Nguyen Ai Quoc (an alias of Ho Chi Minh during his revolutionary activities abroad) received a letter from Phan Chu Trinh, a great patriot who had very close relationships with Vietnamese expatriates in France. Although Trinh was older and more experienced than Nguyen Ai Quoc, he recognized that his path would not lead to the liberation of the nation and that that task would fall on Nguyen Ai Quoc.
Uncle Ho and farmers fight against drough in Ha tay Province in 1958.
Trinh wrote candidly about the differences in the roadmaps for national liberation he and Nguyen Ai Quoc had drafted. He criticized Nguyen Ai Quoc for certain things and wrote from the heart: “Now I am like a caged bird. Besides, old trees are easily stirred by the wind, old men easily forget, and my status is that of a waning tree”
He praised the younger man thus: “You are a budding tree, full of energy, very eager to learn, and a master of theory. I believe that the doctrine (the Communism) you are following would put down roots in our people soon.”
Just eight years after receiving the letter from Phan Chu Trinh, Nguyen Ai Quoc completed his mission of establishing Vietnam’s Communist Party on February 18, 1930, and issued “the Appeal.”
“We must join the Party, support the Party, and follow it to overthrow French imperialists, Vietnamese feudalism, and the counterrevolution bourgeoisie, turn Annam (The French name for Vietnam during their invasion) into an independent nation, found a government of workers, peasants, and soldiers… bring freedom to the people, and achieve educational and sex equality nationwide.”
President Ho Chi Minh sent a diplomatic letter to China, the US, the USSR, and Britain, laying bare the French colonialists’ plot to reconquer Vietnam and calling on them to intervene immediately to prevent a bloody war in Southern Vietnam and resolve the issues in Indochina.”
The president said in the letter, “We are determined to fight until our last drop of blood to prevent a recurrence of French imperialism” and suggested taking the “Indochina issue to the UN.”
The second congress of the Vietnamese Labor Party elected Ho Chi Minh as its president.
It was the first day of the Year of the Dog. The President called on People’s Army units, factories, the University of Technology, ethnic Chinese, and southern cadres and sent a letter to a school for wounded soldiers.
President Ho Chi Minh wrote an article titled “better by far” in which he said: “So we must cut out unnecessary conversations and make attempts to tackle practical problems to increase labor productivity. ‘High labor productivity-high saving-high production’ means high living standards.
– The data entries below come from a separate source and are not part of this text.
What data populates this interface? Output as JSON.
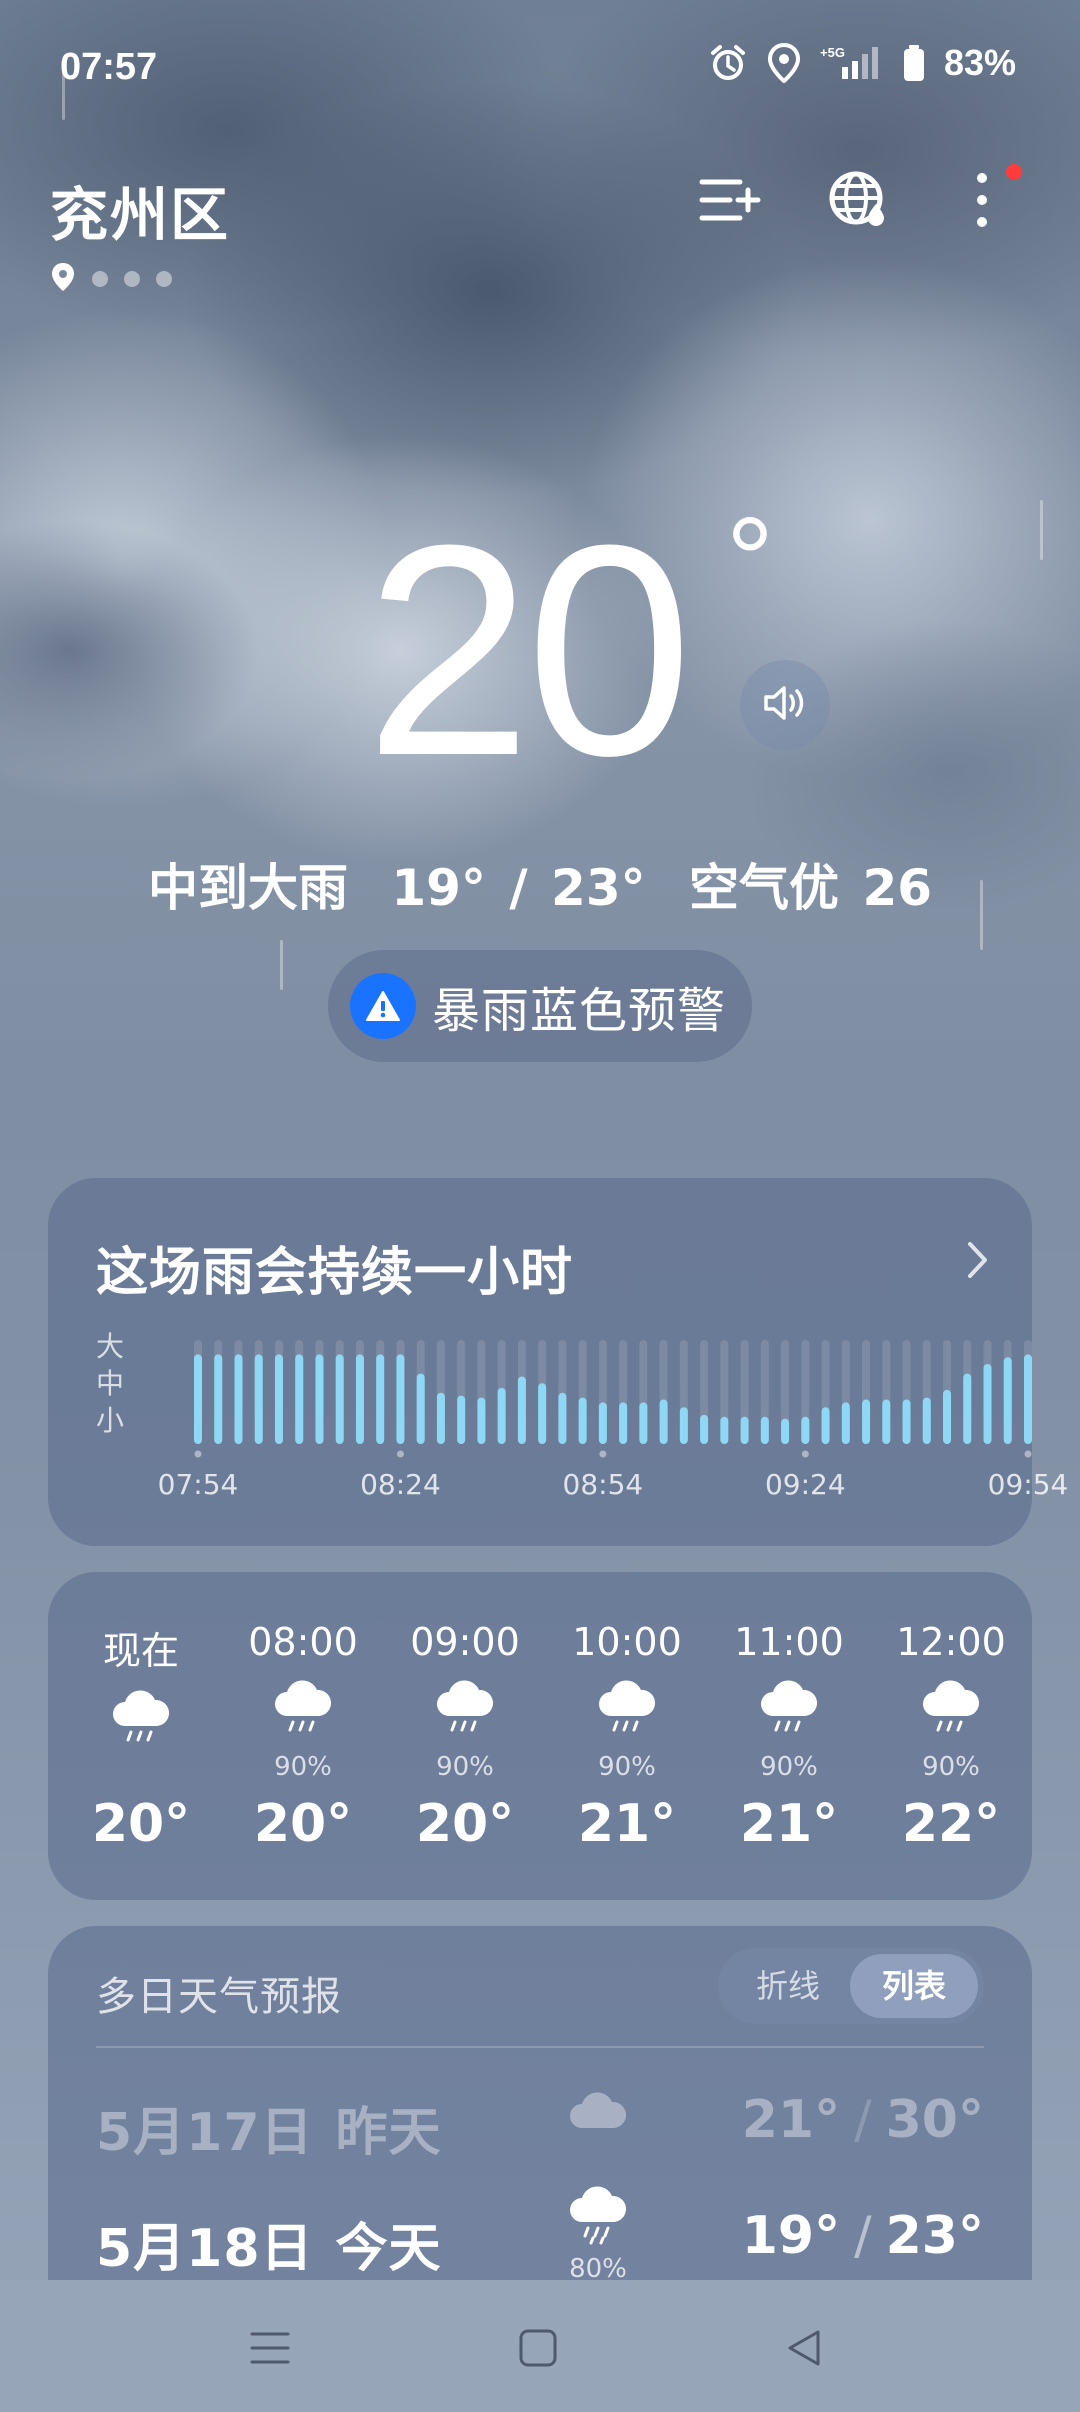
{
  "status_bar": {
    "time": "07:57",
    "network": "5G",
    "battery": "83%",
    "icons": [
      "alarm-icon",
      "location-icon",
      "signal-icon",
      "battery-icon"
    ]
  },
  "header": {
    "city": "兖州区",
    "page_count": 4,
    "actions": [
      "add-city-icon",
      "globe-icon",
      "more-icon"
    ],
    "notification_dot_color": "#ff3b3b"
  },
  "current": {
    "temperature": "20",
    "degree_symbol": "°",
    "condition": "中到大雨",
    "range": "19° / 23°",
    "air_quality": "空气优 26",
    "alert": "暴雨蓝色预警",
    "alert_color": "#1a73ff"
  },
  "rain_card": {
    "title": "这场雨会持续一小时",
    "levels": [
      "大",
      "中",
      "小"
    ],
    "times": [
      "07:54",
      "08:24",
      "08:54",
      "09:24",
      "09:54"
    ],
    "intensity": [
      0.85,
      0.85,
      0.85,
      0.85,
      0.85,
      0.85,
      0.85,
      0.85,
      0.85,
      0.85,
      0.85,
      0.65,
      0.45,
      0.42,
      0.4,
      0.5,
      0.62,
      0.55,
      0.45,
      0.4,
      0.35,
      0.35,
      0.35,
      0.38,
      0.3,
      0.22,
      0.2,
      0.2,
      0.2,
      0.18,
      0.2,
      0.3,
      0.35,
      0.38,
      0.38,
      0.38,
      0.4,
      0.48,
      0.65,
      0.75,
      0.82,
      0.85
    ],
    "bar_color": "#8fd8f5"
  },
  "hourly": [
    {
      "time": "现在",
      "pop": "",
      "temp": "20°"
    },
    {
      "time": "08:00",
      "pop": "90%",
      "temp": "20°"
    },
    {
      "time": "09:00",
      "pop": "90%",
      "temp": "20°"
    },
    {
      "time": "10:00",
      "pop": "90%",
      "temp": "21°"
    },
    {
      "time": "11:00",
      "pop": "90%",
      "temp": "21°"
    },
    {
      "time": "12:00",
      "pop": "90%",
      "temp": "22°"
    }
  ],
  "forecast": {
    "title": "多日天气预报",
    "toggle": {
      "line": "折线",
      "list": "列表",
      "selected": "列表"
    },
    "days": [
      {
        "date": "5月17日",
        "day": "昨天",
        "icon": "cloud-icon",
        "pop": "",
        "low": "21°",
        "high": "30°"
      },
      {
        "date": "5月18日",
        "day": "今天",
        "icon": "rain-cloud-icon",
        "pop": "80%",
        "low": "19°",
        "high": "23°"
      }
    ],
    "separator": "/"
  },
  "nav": [
    "menu-icon",
    "home-icon",
    "back-icon"
  ]
}
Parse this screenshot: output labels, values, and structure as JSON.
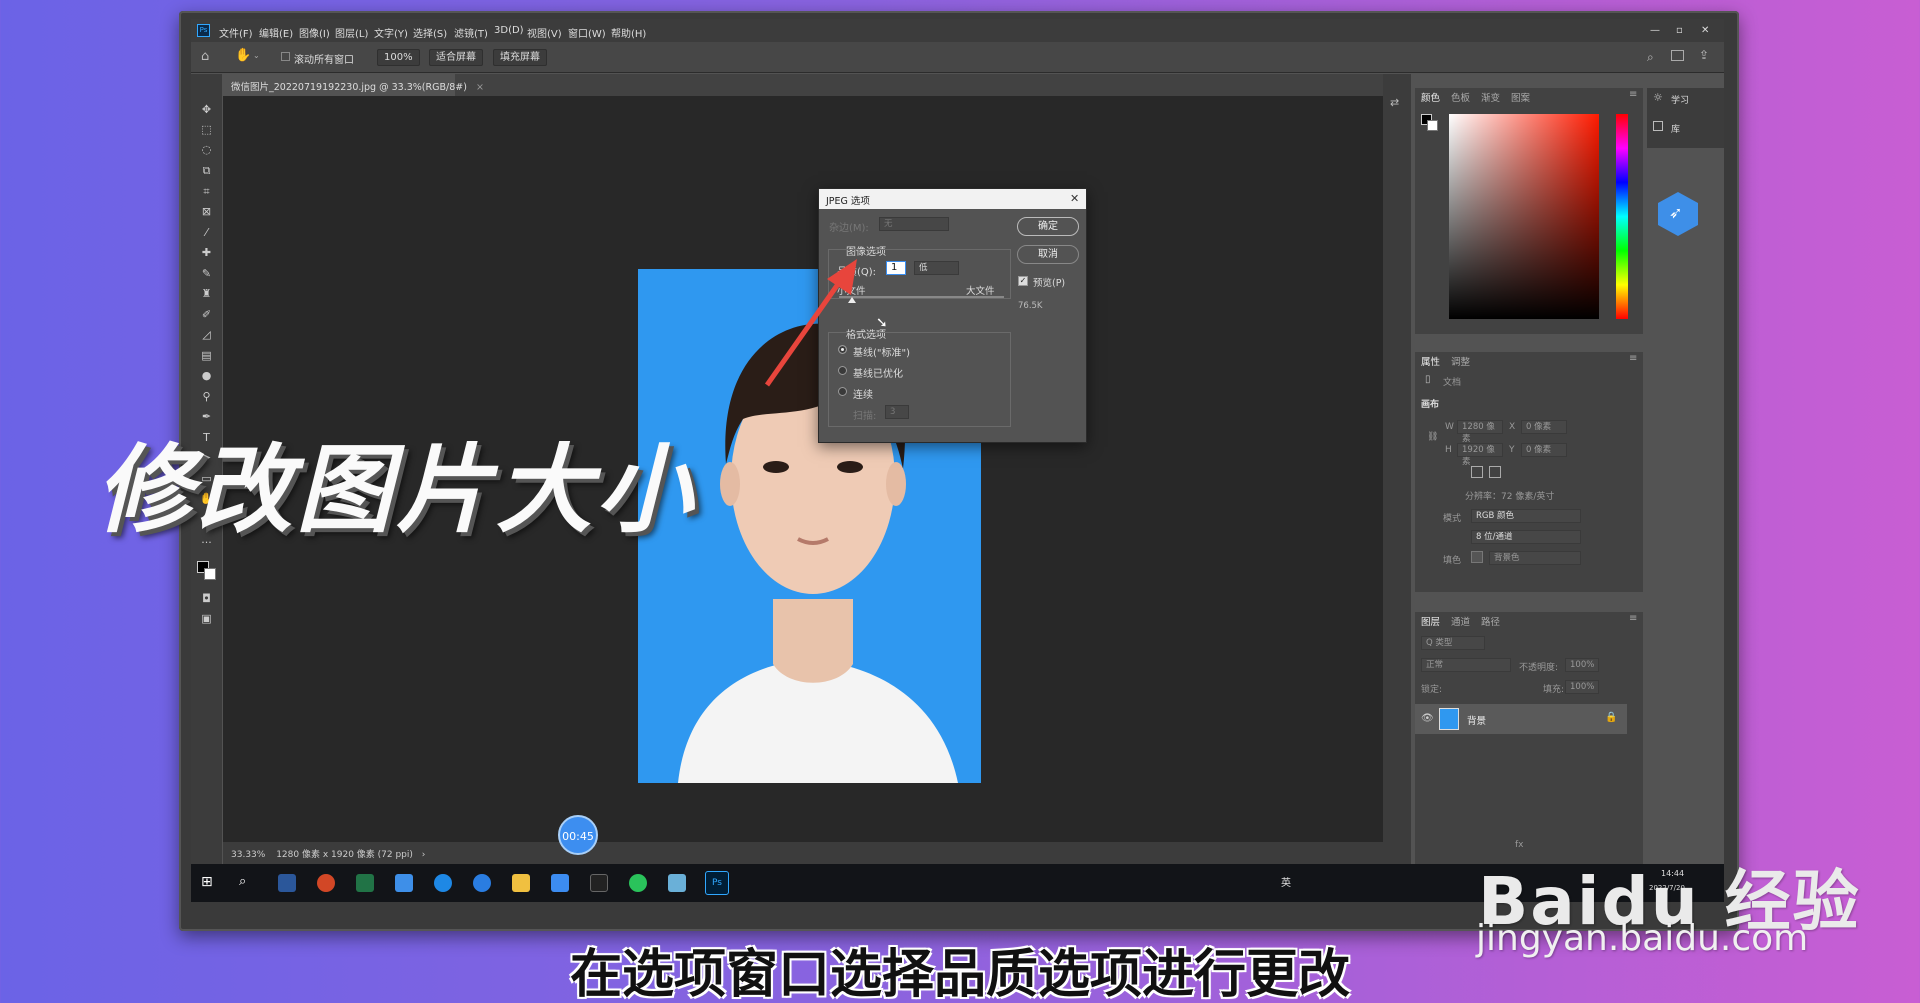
{
  "app": {
    "menu": [
      "文件(F)",
      "编辑(E)",
      "图像(I)",
      "图层(L)",
      "文字(Y)",
      "选择(S)",
      "滤镜(T)",
      "3D(D)",
      "视图(V)",
      "窗口(W)",
      "帮助(H)"
    ],
    "window_controls": [
      "—",
      "▫",
      "✕"
    ]
  },
  "options_bar": {
    "scroll_all_label": "滚动所有窗口",
    "zoom_value": "100%",
    "fit_screen": "适合屏幕",
    "fill_screen": "填充屏幕"
  },
  "document": {
    "tab_title": "微信图片_20220719192230.jpg @ 33.3%(RGB/8#)",
    "tab_close": "×"
  },
  "status_bar": {
    "zoom": "33.33%",
    "info": "1280 像素 x 1920 像素 (72 ppi)",
    "arrow": "›"
  },
  "dialog": {
    "title": "JPEG 选项",
    "close": "✕",
    "matte_label": "杂边(M):",
    "matte_value": "无",
    "image_options": "图像选项",
    "quality_label": "品质(Q):",
    "quality_value": "1",
    "quality_preset": "低",
    "small_file": "小文件",
    "large_file": "大文件",
    "quality_fraction": 0.08,
    "format_options": "格式选项",
    "baseline_standard": "基线(\"标准\")",
    "baseline_optimized": "基线已优化",
    "progressive": "连续",
    "scans_label": "扫描:",
    "scans_value": "3",
    "ok": "确定",
    "cancel": "取消",
    "preview_label": "预览(P)",
    "file_size": "76.5K"
  },
  "panels": {
    "color_tabs": [
      "颜色",
      "色板",
      "渐变",
      "图案"
    ],
    "learn": "学习",
    "library": "库",
    "props_tabs": [
      "属性",
      "调整"
    ],
    "doc_label": "文档",
    "canvas_section": "画布",
    "w_label": "W",
    "w_value": "1280 像素",
    "x_label": "X",
    "x_value": "0 像素",
    "h_label": "H",
    "h_value": "1920 像素",
    "y_label": "Y",
    "y_value": "0 像素",
    "resolution": "分辨率：72 像素/英寸",
    "mode_label": "模式",
    "mode_value": "RGB 颜色",
    "depth_value": "8 位/通道",
    "fill_label": "填色",
    "fill_value": "背景色",
    "layers_tabs": [
      "图层",
      "通道",
      "路径"
    ],
    "layer_filter": "Q 类型",
    "blend_mode": "正常",
    "opacity_label": "不透明度:",
    "opacity_value": "100%",
    "lock_label": "锁定:",
    "fill_pct_label": "填充:",
    "fill_pct_value": "100%",
    "layer_name": "背景",
    "fx": "fx"
  },
  "taskbar": {
    "ps": "Ps",
    "lang": "英",
    "time": "14:44",
    "date": "2022/7/20"
  },
  "overlay": {
    "title": "修改图片大小",
    "subtitle": "在选项窗口选择品质选项进行更改",
    "timer": "00:45",
    "watermark": "Baidu 经验",
    "watermark_url": "jingyan.baidu.com"
  },
  "colors": {
    "photo_bg": "#2f98f0",
    "accent": "#3d8ef0",
    "arrow": "#e8453c"
  }
}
This is the path to our development.”
By Duong Trung Quoc* and co-writers
*The author is a historian and member of the National Assembly